■ TASK DETAILS
In this material, which lines include the string "highlighted"? Show them.

■ INFORMATION
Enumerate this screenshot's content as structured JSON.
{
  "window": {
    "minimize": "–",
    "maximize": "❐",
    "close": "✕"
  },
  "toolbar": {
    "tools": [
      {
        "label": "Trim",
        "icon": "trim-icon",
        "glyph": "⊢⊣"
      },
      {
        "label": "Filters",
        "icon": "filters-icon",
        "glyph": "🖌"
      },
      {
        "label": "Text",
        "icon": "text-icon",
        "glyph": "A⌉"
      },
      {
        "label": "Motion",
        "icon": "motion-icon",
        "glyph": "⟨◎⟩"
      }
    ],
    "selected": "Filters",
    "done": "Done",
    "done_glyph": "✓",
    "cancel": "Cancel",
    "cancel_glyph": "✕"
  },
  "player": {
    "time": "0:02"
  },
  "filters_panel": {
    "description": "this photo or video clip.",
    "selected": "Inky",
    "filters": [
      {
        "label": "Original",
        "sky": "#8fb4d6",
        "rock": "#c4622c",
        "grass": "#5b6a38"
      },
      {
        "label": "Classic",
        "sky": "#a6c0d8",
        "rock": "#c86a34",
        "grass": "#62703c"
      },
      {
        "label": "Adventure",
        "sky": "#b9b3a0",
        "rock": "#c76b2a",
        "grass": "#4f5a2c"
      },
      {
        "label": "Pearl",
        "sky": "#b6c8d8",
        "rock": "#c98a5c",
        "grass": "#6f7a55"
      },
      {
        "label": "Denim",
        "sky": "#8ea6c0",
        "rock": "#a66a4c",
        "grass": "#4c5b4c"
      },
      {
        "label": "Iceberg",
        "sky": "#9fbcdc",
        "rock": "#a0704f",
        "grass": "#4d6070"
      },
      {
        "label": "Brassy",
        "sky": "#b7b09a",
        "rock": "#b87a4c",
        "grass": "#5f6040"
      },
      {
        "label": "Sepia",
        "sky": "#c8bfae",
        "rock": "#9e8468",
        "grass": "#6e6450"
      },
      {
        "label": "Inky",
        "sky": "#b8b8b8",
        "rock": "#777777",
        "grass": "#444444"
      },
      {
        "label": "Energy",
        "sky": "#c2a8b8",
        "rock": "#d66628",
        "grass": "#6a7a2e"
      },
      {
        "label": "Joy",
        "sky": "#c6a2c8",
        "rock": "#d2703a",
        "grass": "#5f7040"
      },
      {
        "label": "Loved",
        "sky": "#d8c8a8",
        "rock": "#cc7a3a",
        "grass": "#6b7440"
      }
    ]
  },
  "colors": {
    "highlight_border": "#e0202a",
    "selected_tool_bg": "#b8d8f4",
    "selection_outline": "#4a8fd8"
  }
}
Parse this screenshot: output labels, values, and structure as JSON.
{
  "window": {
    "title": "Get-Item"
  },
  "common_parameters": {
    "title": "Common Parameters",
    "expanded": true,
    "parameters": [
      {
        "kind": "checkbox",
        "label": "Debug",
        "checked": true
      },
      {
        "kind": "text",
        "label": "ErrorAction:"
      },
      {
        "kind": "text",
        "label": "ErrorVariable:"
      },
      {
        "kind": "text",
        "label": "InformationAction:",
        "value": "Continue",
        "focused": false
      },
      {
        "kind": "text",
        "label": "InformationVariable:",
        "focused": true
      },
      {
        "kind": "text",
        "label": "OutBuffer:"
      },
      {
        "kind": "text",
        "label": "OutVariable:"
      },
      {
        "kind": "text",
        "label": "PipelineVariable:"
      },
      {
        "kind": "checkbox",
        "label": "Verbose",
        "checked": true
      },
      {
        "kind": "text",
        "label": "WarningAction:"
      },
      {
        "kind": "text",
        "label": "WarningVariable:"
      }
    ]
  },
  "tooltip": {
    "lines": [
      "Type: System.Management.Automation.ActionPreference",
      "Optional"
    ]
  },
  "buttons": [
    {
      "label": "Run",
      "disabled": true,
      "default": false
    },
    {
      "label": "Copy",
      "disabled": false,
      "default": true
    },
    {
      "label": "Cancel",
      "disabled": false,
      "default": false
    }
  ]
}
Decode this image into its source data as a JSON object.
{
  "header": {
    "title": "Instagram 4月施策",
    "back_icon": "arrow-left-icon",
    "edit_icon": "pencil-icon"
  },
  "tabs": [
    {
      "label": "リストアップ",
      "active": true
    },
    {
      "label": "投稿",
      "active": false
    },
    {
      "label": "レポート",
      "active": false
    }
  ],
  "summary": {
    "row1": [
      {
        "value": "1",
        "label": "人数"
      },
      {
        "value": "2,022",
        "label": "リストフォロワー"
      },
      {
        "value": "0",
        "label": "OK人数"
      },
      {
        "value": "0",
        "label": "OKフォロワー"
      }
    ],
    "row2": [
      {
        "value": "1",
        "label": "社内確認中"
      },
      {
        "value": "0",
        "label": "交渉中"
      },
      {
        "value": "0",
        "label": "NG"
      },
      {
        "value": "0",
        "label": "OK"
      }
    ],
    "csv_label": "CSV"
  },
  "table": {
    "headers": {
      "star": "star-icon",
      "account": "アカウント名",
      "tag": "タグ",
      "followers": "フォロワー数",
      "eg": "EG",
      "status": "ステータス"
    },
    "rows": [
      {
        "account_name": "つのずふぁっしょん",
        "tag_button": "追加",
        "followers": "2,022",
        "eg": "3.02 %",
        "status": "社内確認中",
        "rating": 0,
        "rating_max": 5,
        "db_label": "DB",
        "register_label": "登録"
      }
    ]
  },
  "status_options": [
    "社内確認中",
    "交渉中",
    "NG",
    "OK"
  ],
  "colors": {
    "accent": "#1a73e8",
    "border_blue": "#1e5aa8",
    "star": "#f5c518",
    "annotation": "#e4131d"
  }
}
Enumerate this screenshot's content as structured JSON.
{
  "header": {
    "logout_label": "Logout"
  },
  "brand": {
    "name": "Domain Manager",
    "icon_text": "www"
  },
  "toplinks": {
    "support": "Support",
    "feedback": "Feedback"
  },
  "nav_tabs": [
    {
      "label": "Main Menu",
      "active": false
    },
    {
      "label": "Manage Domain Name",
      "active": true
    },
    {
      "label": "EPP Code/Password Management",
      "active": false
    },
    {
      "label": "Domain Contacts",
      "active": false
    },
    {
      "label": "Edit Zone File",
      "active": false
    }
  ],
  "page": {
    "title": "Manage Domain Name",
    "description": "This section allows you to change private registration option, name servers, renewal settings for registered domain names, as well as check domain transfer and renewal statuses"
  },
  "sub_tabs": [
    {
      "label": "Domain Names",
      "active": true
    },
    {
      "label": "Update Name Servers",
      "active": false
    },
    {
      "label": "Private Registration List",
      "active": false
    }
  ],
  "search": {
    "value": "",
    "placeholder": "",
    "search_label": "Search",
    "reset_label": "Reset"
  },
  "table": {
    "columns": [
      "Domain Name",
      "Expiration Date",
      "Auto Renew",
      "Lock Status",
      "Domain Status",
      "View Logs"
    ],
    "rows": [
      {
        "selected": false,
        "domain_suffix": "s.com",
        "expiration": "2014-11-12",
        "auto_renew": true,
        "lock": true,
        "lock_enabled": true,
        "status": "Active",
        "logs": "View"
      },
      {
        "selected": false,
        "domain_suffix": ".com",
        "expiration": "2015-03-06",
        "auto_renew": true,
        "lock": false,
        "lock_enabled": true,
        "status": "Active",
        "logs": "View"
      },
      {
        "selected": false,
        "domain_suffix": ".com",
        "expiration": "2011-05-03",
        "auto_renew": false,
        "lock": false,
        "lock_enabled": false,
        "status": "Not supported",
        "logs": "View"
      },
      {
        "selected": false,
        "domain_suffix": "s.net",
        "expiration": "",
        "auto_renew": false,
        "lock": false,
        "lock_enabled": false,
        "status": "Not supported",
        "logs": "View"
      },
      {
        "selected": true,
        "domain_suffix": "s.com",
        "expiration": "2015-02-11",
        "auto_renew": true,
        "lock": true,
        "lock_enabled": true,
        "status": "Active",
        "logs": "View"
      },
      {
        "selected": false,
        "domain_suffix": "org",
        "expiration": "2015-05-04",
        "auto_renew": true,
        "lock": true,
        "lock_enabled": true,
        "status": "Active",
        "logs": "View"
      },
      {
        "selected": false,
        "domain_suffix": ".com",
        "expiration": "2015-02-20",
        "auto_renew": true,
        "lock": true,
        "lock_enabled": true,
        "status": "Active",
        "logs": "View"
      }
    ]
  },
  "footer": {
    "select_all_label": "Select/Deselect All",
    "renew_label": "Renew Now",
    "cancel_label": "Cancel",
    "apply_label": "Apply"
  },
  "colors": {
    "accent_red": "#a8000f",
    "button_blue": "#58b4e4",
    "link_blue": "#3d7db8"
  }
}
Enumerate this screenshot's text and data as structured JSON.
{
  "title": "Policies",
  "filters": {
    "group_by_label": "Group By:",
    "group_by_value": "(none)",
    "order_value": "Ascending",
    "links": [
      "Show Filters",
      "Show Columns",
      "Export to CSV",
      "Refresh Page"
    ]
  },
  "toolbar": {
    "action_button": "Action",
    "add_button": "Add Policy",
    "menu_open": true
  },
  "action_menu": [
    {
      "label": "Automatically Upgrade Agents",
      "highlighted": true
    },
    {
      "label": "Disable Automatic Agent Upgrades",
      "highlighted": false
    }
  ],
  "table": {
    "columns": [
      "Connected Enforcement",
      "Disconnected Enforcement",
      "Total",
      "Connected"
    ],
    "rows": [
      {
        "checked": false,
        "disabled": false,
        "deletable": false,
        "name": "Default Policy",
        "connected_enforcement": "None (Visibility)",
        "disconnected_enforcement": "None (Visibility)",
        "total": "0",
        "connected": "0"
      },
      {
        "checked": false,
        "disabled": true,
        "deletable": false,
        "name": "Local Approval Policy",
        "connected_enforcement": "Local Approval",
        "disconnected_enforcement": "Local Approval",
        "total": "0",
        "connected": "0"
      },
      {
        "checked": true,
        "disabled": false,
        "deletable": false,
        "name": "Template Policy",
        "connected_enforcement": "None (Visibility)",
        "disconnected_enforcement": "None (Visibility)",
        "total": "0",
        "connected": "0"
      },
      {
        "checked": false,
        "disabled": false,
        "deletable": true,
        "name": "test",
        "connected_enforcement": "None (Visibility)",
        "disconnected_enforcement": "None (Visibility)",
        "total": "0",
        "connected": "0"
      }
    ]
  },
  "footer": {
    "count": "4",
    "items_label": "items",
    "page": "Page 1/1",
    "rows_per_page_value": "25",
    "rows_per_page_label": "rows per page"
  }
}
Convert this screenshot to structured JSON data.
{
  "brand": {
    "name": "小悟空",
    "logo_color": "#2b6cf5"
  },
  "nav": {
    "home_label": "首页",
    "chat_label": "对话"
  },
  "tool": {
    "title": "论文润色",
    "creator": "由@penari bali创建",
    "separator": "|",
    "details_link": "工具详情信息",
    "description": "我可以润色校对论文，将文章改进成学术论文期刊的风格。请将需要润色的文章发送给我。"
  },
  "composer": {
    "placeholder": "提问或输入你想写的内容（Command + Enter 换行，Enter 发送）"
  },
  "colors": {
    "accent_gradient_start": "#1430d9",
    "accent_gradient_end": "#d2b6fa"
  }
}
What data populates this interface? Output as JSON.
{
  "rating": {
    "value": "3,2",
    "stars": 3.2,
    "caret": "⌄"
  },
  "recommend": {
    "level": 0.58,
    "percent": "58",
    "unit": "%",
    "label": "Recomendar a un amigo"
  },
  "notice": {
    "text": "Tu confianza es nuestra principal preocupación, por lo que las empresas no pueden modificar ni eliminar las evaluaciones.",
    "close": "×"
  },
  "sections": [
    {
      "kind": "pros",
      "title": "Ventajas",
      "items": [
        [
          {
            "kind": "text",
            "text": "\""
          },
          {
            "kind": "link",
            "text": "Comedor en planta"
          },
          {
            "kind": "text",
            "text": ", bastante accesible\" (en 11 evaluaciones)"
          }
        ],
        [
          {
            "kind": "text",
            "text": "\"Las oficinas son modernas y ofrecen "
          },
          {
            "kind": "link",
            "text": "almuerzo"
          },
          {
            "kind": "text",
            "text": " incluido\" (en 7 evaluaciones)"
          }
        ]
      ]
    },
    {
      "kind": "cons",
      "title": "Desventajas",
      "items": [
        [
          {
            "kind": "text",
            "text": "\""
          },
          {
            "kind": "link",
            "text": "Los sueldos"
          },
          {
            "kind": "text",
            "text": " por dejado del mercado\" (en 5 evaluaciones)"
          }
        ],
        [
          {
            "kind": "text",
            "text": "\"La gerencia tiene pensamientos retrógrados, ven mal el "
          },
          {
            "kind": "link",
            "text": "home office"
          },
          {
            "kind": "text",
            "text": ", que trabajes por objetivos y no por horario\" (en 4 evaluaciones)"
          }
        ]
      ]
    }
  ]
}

■ TASK RESULT
      "highlighted": true
      "highlighted": false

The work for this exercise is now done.